According to Bryman, the allergic reaction occurred on Feb. 14, 2012, a day when Shelyn Elementary School was serving a special Valentine’s Day cookie that Diego looked forward to being served.

Diego got in line in the cafeteria and entered his pin number, which alerted the staff about what foods he could not eat because of his allergies, Bryman said. Some of the workers in the cafeteria were students, and one of them placed green beans on the boy’s plate along with a chicken sandwich and the special cookie, Bryman said.

Diego protested that he did not want the green beans, but an adult server told him to take them anyway, Bryman said. Although Diego never ate the beans, juice from them seeped into his other food, the lawyer said.

“Things go badly wrong,” Bryman said in describing the next one to two minutes. “He’s sitting in the cafeteria and he can’t breathe.”

The boy’s throat was swollen, he felt weak and he twice collapsed, according to Bryman.

He went to the nurse’s office on his own, but there was no one there medically qualified to immediately help him, Bryman said.

He was eventually given an epinephrine injection for the emergency treatment of anaphylaxis by a special needs nurse, then taken to a hospital emergency room by his father, who was called to the school, Bryman said.

Diego survived but suffered post-traumatic stress disorder and is reluctant to eat anywhere without his parents because he fears he might have another allergic attack, Bryman said.

“He gets to the point where he doesn’t want to eat anything at school,” Bryman said.

But according to Quiller, the food server denied that Diego told her that he was allergic to green beans. He also disputed that the boy suffered anaphylactic shock.

Quiller said Diego’s parents knew at the beginning of February 2012 that green beans would be served on Valentine’s Day because the monthly menu is published in advance. He said the boy’s parents could have given him a lunch to take with him to school as they did most days, but that Diego wanted to have the special cookie.

Diego also was allergic to other foods that were not provided to the district by his parents at the beginning of the 2011-12 school year, Quiller said.

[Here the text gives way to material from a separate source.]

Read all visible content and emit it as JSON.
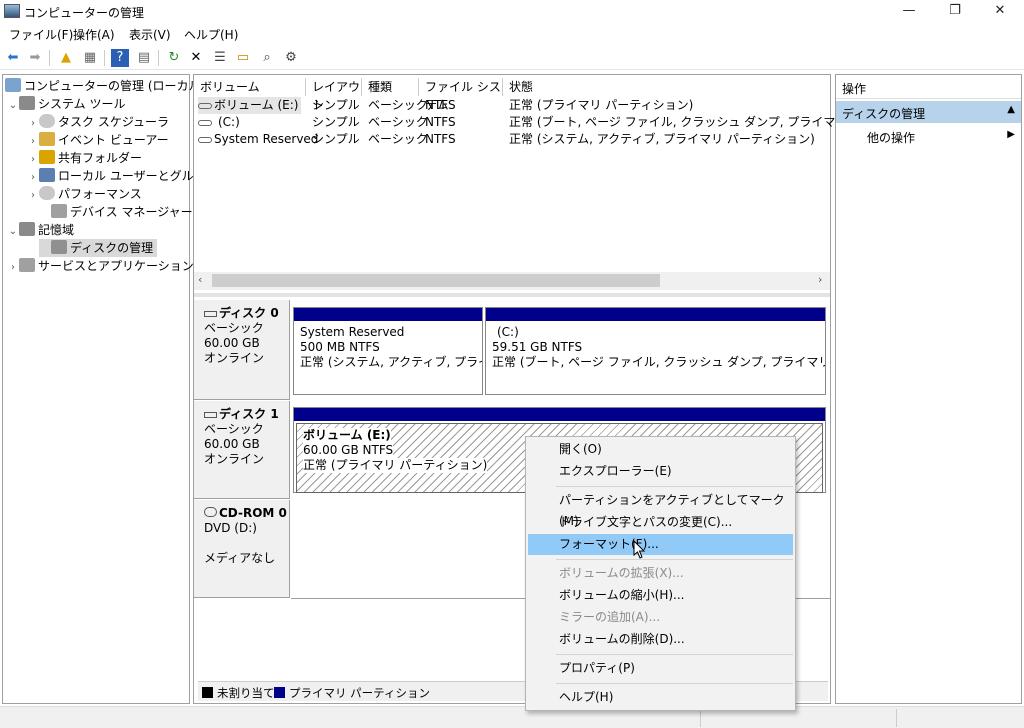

— City News Service

Leave a comment

Your email address will not be published. Required fields are marked *